The system also hit the central part of the country with snow, prompting blizzard warnings and a disaster declaration in Kansas and was blamed for two traffic deaths in Oklahoma.

About 100 roads in southern Mississippi were impassable at the height of the bad weather because of the flooding, including the main route into Biloxi, Harrison County Emergency Management Director Rupert Lacy said. Some residents had to be rescued from their stalled and stranded cars, and others were helped from their flooded homes, Lacy said.

The Biloxi area had 5 to 10 inches of rain in a 24-hour period, said Bobby Weaver, operations chief for the county emergency agency. He said a few people took refuge overnight in a Red Cross shelter, but left Saturday.

People were evacuated from about a dozen homes in Geneva County in southeast Alabama because of flooding, said Margaret Mixon, the county’s emergency management director. And all roads in the county were closed because of the flooding, Mixon said.

Tornado watches and warnings were issued across the region, which is still reeling from twisters over the past two days. On Thursday, nearly 30 people were hurt when a tornado destroyed dozens of homes and businesses across south-central Mississippi. On Friday, tornadoes struck Louisiana, Alabama and North Carolina, damaging homes and toppling trees.

“We’ve still got water standing in a lot of areas,” Lacy said. “Some of the rivers are still coming up, that’s our biggest concern right now, protecting life and property.”

Weaver said two rivers in the Biloxi area — the Tchoutacabouffa and the Biloxi — were expected to crest early Sunday. But neither river is located in a heavily populated area, he said.

Up to 17 inches had fallen over three days in isolated areas in Alabama and Mississippi, said National Weather Service meteorologist Kirk Caceras.

In Mississippi, Lacy said officials were still trying to determine how many homes had been flooded and the extent of the damage.

“We have springtime storms,” Lacy said. “But this is a very unusual springtime storm.”

To the west, blizzard warnings were in effect until Saturday afternoon for parts of the Texas Panhandle as snow stranded people indoors and left highways closed.

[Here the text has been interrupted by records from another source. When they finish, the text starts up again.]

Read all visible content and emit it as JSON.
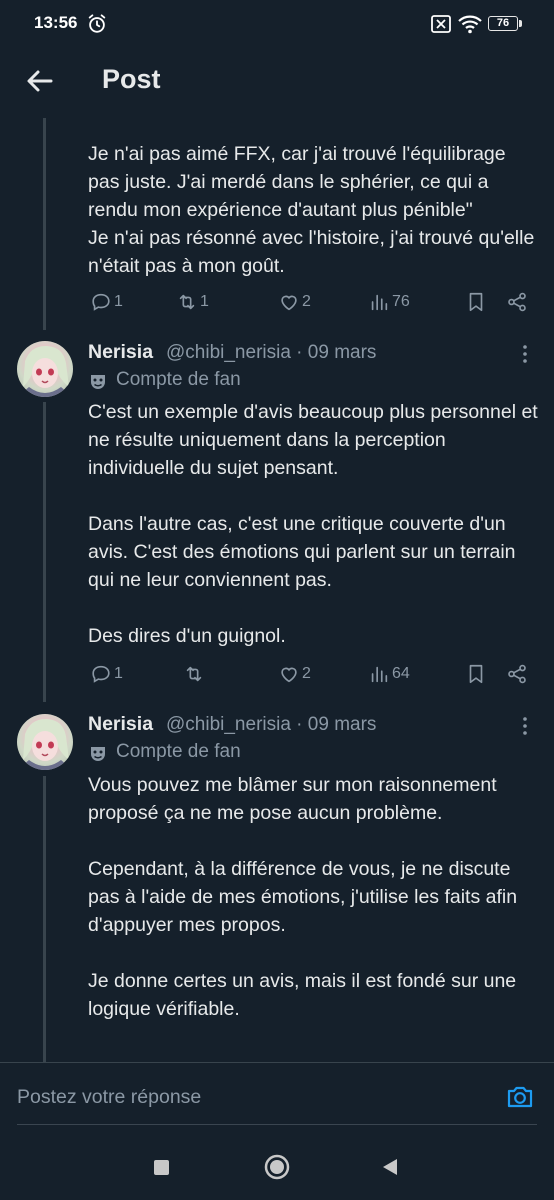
{
  "status": {
    "time": "13:56",
    "battery": "76",
    "icons": [
      "alarm-icon",
      "no-sim-icon",
      "wifi-icon",
      "battery-icon"
    ]
  },
  "header": {
    "title": "Post",
    "back_icon": "arrow-left-icon"
  },
  "tweets": [
    {
      "text": "Je n'ai pas aimé FFX, car j'ai trouvé l'équilibrage pas juste. J'ai merdé dans le sphérier, ce qui a rendu mon expérience d'autant plus pénible\"\nJe n'ai pas résonné avec l'histoire, j'ai trouvé qu'elle n'était pas à mon goût.",
      "replies": "1",
      "retweets": "1",
      "likes": "2",
      "views": "76"
    },
    {
      "author": "Nerisia",
      "handle": "@chibi_nerisia · 09 mars",
      "badge": "Compte de fan",
      "text": "C'est un exemple d'avis beaucoup plus personnel et ne résulte uniquement dans la perception individuelle du sujet pensant.\n\nDans l'autre cas, c'est une critique couverte d'un avis. C'est des émotions qui parlent sur un terrain qui ne leur conviennent pas.\n\nDes dires d'un guignol.",
      "replies": "1",
      "retweets": "",
      "likes": "2",
      "views": "64"
    },
    {
      "author": "Nerisia",
      "handle": "@chibi_nerisia · 09 mars",
      "badge": "Compte de fan",
      "text": "Vous pouvez me blâmer sur mon raisonnement proposé ça ne me pose aucun problème.\n\nCependant, à la différence de vous, je ne discute pas à l'aide de mes émotions, j'utilise les faits afin d'appuyer mes propos.\n\nJe donne certes un avis, mais il est fondé sur une logique vérifiable."
    }
  ],
  "reply": {
    "placeholder": "Postez votre réponse"
  },
  "colors": {
    "background": "#15202b",
    "text": "#e7e9ea",
    "muted": "#8b98a5",
    "accent": "#1d9bf0",
    "thread_line": "#38444d"
  }
}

The storm also buried parts of Kansas in more than two feet of snow and knocked out power to at least 17,000 homes and businesses. Kansas Gov. Kathleen Sebelius signed a declaration of disaster emergency that covered 62 counties and allows state resources and personnel to help local officials deal with storm damage.

The National Weather Service said the heaviest snow in Kansas by Saturday morning was 28 inches around the Pratt area. Other areas of Kansas reported snow drifts up to six feet high.

The storm also dumped heavy snow on parts of Oklahoma. It was blamed for two deadly accidents in central Oklahoma and dozens of other collisions in northwest Oklahoma.